A native of San Francisco, I have been licensed as an Attorney [State Bar #43062] since 1968, and as a Real Estate Broker [DRE# 00849905] since 1983. I represent buyers and sellers as a Single Agent, never as a Dual Agent.
I handle For-Sale-by-Owner transactions as the homeowner's attorney.
I have very broad experience throughout the San Francisco Bay Area, having personally located homes over the years for buyer clients who
purchased in Belmont Berkeley Blackhawk Concord Corte Madera Daly City Danville El Sobrante Emeryville Fairfax Greenbrae Hayward Kentfield Lafayette Mill Valley Montclair Napa Newark Novato Oakland Orinda Pacifica Piedmont Pittsburg Pleasant Hill Point Richmond Redwood Shores San Bruno San Carlos San Pablo San Francisco San Rafael San Ramon Santa Clara Saratoga Sausalito South San Francisco Sunnyvale Tiburon Union City Walnut Creek
I now limit my practice to San Francisco Districts 1, 2, 4, 5, 6, 7, 8, and 9, and to Marin County, other than West Marin.
Curriculum vitae .....
* Hastings College of the Law, University of California, 1968
* State Bar of California, January, 1969
* NAR, National Association of Realtors, 1983
* CAR, California Association of Realtors, 1983
* San Francisco Association Realtors, l983
For many years I taught a real estate class for the Learning Annex on purchasing a home, from the buyer's perspective.
At the time I was a Director of NAEBA, the National Association of Exclusive Buyer Agents. Since agency rests with the brokerage and not with the individual agent, the entire brokerage could not take listings. In other words, if Tom and Dick had listings, Harry could not belong to NAEBA since his buyer clients might be interested in one of Tom's listings, thereby creating a Dual agency situation.
Out of respect for the concept I resigned when buyer clients eventually wanted me to list homes they had purchased through me. In those situations I did not and would not represent interested buyers. But I felt that the very act of taking a listing was "inconsistent" with the NAEBA concept.
In California the amount of compensation is not set by law and is negotiable. However, the manner of compensation has not changed since Nero burned down Rome and the first Realtors® looked outside and exclaimed, "Would you look at all that upside potential!"

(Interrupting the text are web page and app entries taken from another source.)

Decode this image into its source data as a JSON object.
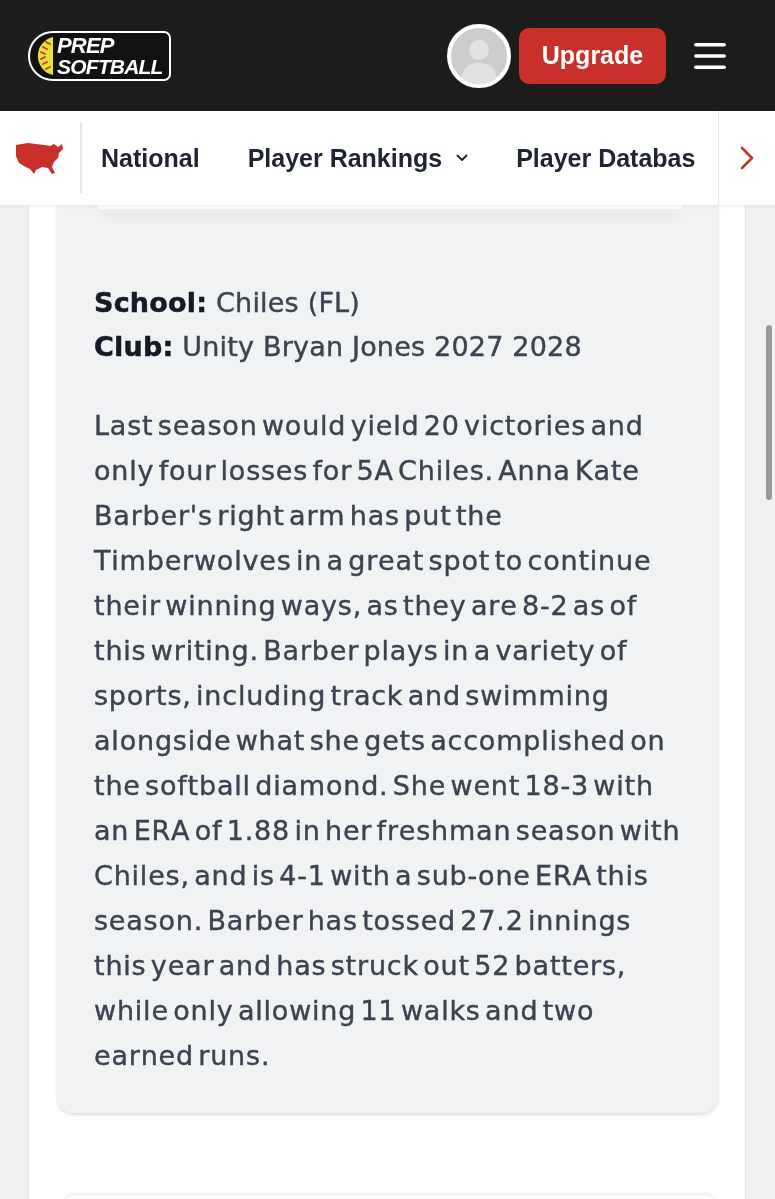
{
  "header": {
    "logo": {
      "top": "PREP",
      "bottom": "SOFTBALL"
    },
    "upgrade_button": "Upgrade"
  },
  "nav": {
    "items": [
      {
        "label": "National",
        "dropdown": false
      },
      {
        "label": "Player Rankings",
        "dropdown": true
      },
      {
        "label": "Player Databas",
        "dropdown": false
      }
    ]
  },
  "profile": {
    "fields": [
      "**School:** Chiles (FL)",
      "**Club:** Unity Bryan Jones 2027 2028"
    ],
    "paragraph": "Last season would yield 20 victories and only four losses for 5A Chiles. Anna Kate Barber's right arm has put the Timberwolves in a great spot to continue their winning ways, as they are 8-2 as of this writing. Barber plays in a variety of sports, including track and swimming alongside what she gets accomplished on the softball diamond. She went 18-3 with an ERA of 1.88 in her freshman season with Chiles, and is 4-1 with a sub-one ERA this season. Barber has tossed 27.2 innings this year and has struck out 52 batters, while only allowing 11 walks and two earned runs."
  }
}
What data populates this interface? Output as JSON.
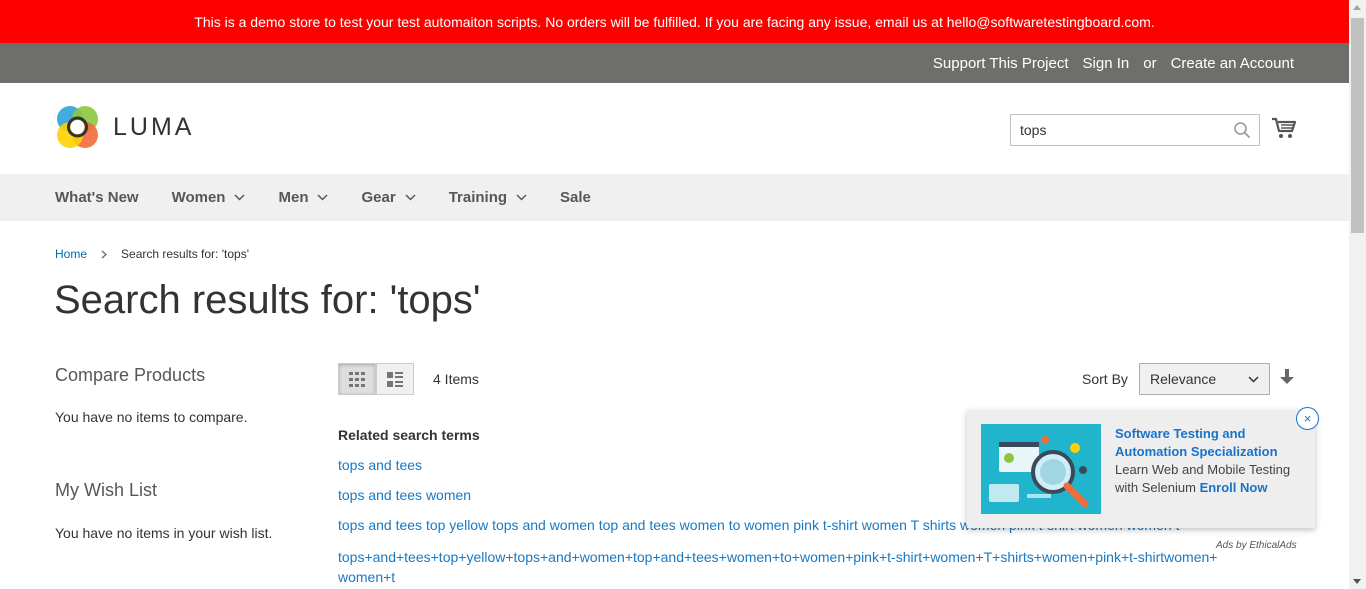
{
  "demo_notice": "This is a demo store to test your test automaiton scripts. No orders will be fulfilled. If you are facing any issue, email us at hello@softwaretestingboard.com.",
  "header": {
    "support": "Support This Project",
    "sign_in": "Sign In",
    "or": "or",
    "create_account": "Create an Account"
  },
  "logo": {
    "text": "LUMA"
  },
  "search": {
    "value": "tops"
  },
  "nav": [
    "What's New",
    "Women",
    "Men",
    "Gear",
    "Training",
    "Sale"
  ],
  "breadcrumb": {
    "home": "Home",
    "current": "Search results for: 'tops'"
  },
  "page_title": "Search results for: 'tops'",
  "sidebar": {
    "compare_title": "Compare Products",
    "compare_text": "You have no items to compare.",
    "wishlist_title": "My Wish List",
    "wishlist_text": "You have no items in your wish list."
  },
  "toolbar": {
    "item_count": "4 Items",
    "sort_label": "Sort By",
    "sort_value": "Relevance"
  },
  "related": {
    "title": "Related search terms",
    "terms": [
      "tops and tees",
      "tops and tees women",
      "tops and tees top yellow tops and women top and tees women to women pink t-shirt women T shirts women pink t-shirt women women t",
      "tops+and+tees+top+yellow+tops+and+women+top+and+tees+women+to+women+pink+t-shirt+women+T+shirts+women+pink+t-shirtwomen+women+t"
    ]
  },
  "ad": {
    "title": "Software Testing and Automation Specialization",
    "body": "Learn Web and Mobile Testing with Selenium",
    "cta": "Enroll Now",
    "close": "×",
    "by": "Ads by EthicalAds"
  },
  "colors": {
    "demo_bar": "#ff0000",
    "header_bar": "#6e6e6b",
    "nav_bg": "#f0f0f0",
    "link": "#1979c3",
    "ad_link": "#1a73c8"
  }
}
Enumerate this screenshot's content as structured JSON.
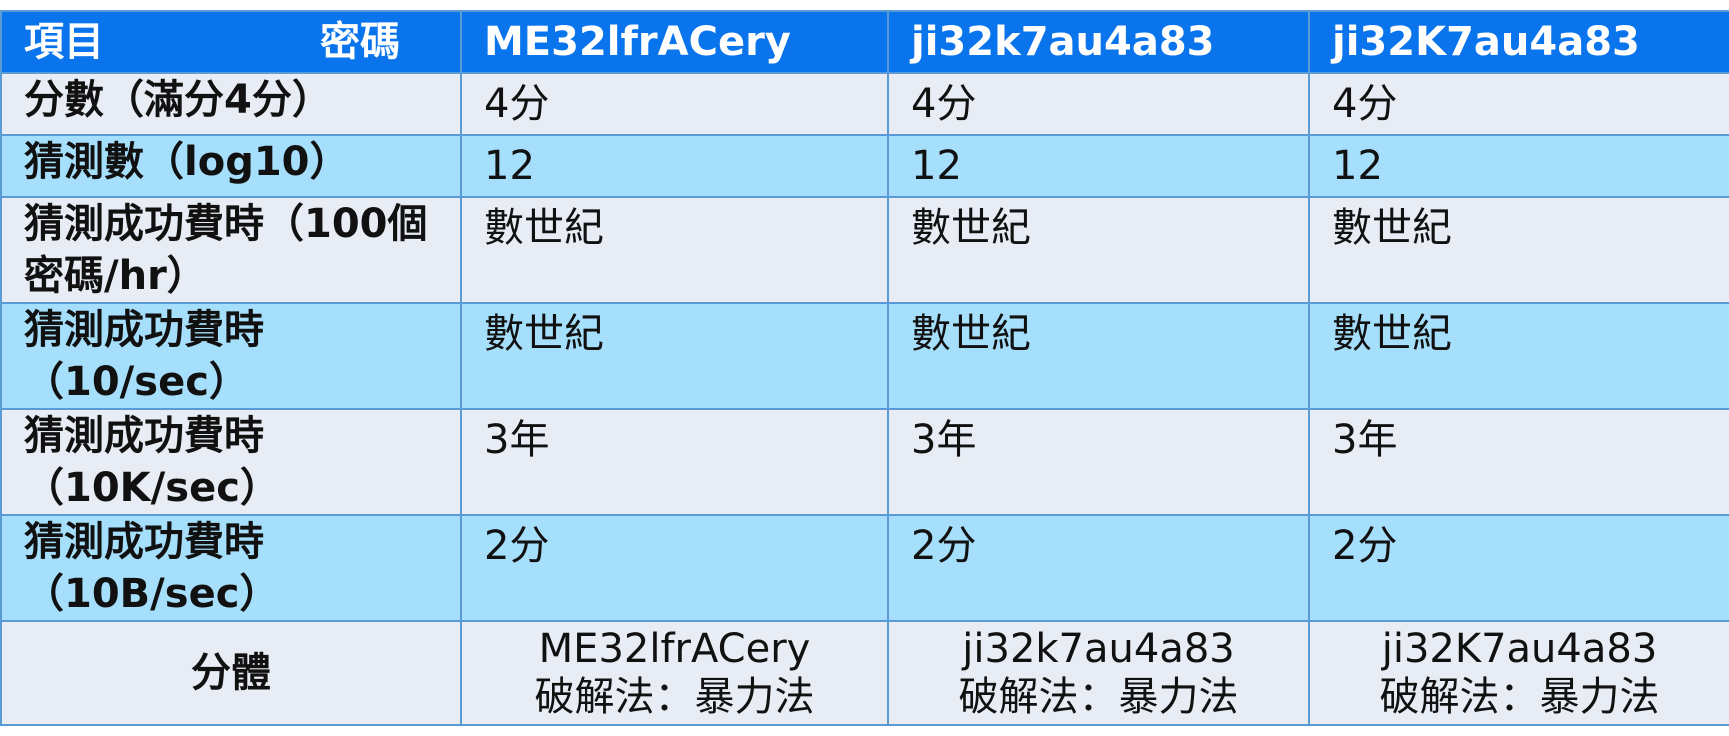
{
  "header": {
    "item": "項目",
    "password": "密碼",
    "columns": [
      "ME32lfrACery",
      "ji32k7au4a83",
      "ji32K7au4a83"
    ]
  },
  "rows": [
    {
      "label": "分數（滿分4分）",
      "values": [
        "4分",
        "4分",
        "4分"
      ]
    },
    {
      "label": "猜測數（log10）",
      "values": [
        "12",
        "12",
        "12"
      ]
    },
    {
      "label_line1": "猜測成功費時（100個",
      "label_line2": "密碼/hr）",
      "values": [
        "數世紀",
        "數世紀",
        "數世紀"
      ]
    },
    {
      "label_line1": "猜測成功費時",
      "label_line2": "（10/sec）",
      "values": [
        "數世紀",
        "數世紀",
        "數世紀"
      ]
    },
    {
      "label_line1": "猜測成功費時",
      "label_line2": "（10K/sec）",
      "values": [
        "3年",
        "3年",
        "3年"
      ]
    },
    {
      "label_line1": "猜測成功費時",
      "label_line2": "（10B/sec）",
      "values": [
        "2分",
        "2分",
        "2分"
      ]
    }
  ],
  "footer": {
    "label": "分體",
    "cells": [
      {
        "name": "ME32lfrACery",
        "method": "破解法：暴力法"
      },
      {
        "name": "ji32k7au4a83",
        "method": "破解法：暴力法"
      },
      {
        "name": "ji32K7au4a83",
        "method": "破解法：暴力法"
      }
    ]
  },
  "colors": {
    "header_bg": "#0a74ec",
    "row_light": "#e8edf5",
    "row_blue": "#a6dffb",
    "border": "#5b9bd5"
  }
}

First, sellers agree in writing (listing agreement) to compensate their broker/brokerage. Then the broker (most often, but not always) lists the home in a shared database called the Multiple Listing Service [MLS]. Pursuant to MLS Rules and Regulation the listing broker agrees to compensate the broker that brings a buyer to the table. In the San Francisco Bay Area the commission split is most often 50%-50%.
This has been the case for so long that when the mortgage industry appraises the home to determine its fair market value, it does not subtract out the real estate commission. So the commission is effectively financed without being separately itemized as a "closing cost".
Buyers can certainly pay their own broker and subtract the commission from the price. The problem (for the seller) is that the listing agent would then be entitled to its full commission. Or, the buyers can seek a credit from the seller for nonrecurring closing costs in an amount that covers the amount of the commission, and confirm that the credit is acceptable to their specific mortgage lender.
In those transactions where the seller had no agent our commission was paid by seller out of seller's proceeds at close of escrow. In California the fact that a buyer's broker is compensated in this manner is not dispositive of the agency relationships of the parties to their respective brokers. [Civil Code Section 2079.19]